REVIEW: TEXTURA (.ORG)
The latest installment in 12k's Limited Series finds Molly Berg, Olivia Block, Steve Roden, and Stephen Vitiello—Moss, naturally—collaborating on a twenty-four-minute live improvisation recorded at a midnight concert on September 28, 2010 at the Trinity Cathedral in San Jose, California as part of the digital arts 01SJ Biennal. The set was originally planned to be a duo involving Berg and Vitiello (previously responsible for the The Gorilla Variations issued on 12k in 2009), but as Block and Roden had performed solo sets on the previous nights at the same festival, all four were available to participate in a live performance. All contribute significantly to a total sound mass—an expansive sonic landscape of sorts—that seems to take on a life and will of its own as it develops, despite the fact that there are four individuals breathing life into it.

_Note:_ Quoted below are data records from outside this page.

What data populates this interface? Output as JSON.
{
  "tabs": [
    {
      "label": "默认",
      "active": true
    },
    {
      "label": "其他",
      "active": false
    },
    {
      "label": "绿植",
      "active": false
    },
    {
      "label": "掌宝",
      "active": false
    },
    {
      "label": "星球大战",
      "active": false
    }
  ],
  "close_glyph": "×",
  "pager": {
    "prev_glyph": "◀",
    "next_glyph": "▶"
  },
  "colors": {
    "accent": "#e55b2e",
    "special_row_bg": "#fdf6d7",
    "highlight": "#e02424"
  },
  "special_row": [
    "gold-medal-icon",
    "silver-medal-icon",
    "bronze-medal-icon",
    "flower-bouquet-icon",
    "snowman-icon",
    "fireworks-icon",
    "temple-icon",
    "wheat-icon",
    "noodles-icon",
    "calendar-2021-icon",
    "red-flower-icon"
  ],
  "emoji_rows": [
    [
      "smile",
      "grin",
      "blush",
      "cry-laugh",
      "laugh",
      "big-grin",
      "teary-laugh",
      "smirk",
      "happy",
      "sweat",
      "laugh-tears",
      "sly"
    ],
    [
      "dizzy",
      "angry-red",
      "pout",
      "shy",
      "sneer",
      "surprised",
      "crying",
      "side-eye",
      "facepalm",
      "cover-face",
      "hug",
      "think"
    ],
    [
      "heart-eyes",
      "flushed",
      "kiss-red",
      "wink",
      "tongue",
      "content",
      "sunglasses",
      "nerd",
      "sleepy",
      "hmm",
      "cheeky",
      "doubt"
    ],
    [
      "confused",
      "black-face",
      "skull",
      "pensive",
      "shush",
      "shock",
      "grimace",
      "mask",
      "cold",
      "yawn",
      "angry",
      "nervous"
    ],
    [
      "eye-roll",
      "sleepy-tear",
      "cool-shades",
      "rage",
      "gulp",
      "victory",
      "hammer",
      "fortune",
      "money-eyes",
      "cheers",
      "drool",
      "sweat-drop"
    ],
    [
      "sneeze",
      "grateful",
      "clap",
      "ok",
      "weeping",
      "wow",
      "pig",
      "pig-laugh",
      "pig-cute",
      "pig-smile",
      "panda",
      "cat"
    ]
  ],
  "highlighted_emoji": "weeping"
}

Berg's clarinet is the primary lead voice in the early going, but other sounds grow in prominence as the piece develops. The guitar and lap steel guitar playing of Vitiello and Roden, respectively, and Block's field recordings, tapes, and electronics flesh out the collective sound considerably until it becomes a restlessly mutating organism. Berg's presence in particular lends a humanizing character to the drone-like material, whether that comes in the form of woodsy clarinet playing or occasional voice contributions (Roden's voice is also present). Throughout the piece, myriad individual sounds float o'ertop a shimmering bed of electronics and textures, with the four participants being careful to leave space for each other's sounds and not cancel one another out. The mood is peaceful and meditative, and the feel relaxed and patient. As the piece nears its end, the intensity level rises slightly, prompting Berg's clarinet to swoop and weave as the material moves into its closing moments. It's rather remarkable to discover just how organized and balanced the piece sounds, especially considering its improvised form. Such an outcome must to some degree be attributable to the humility and restraint exemplified by the collaborators in the approach they brought, individually and collectively, to the music's creation.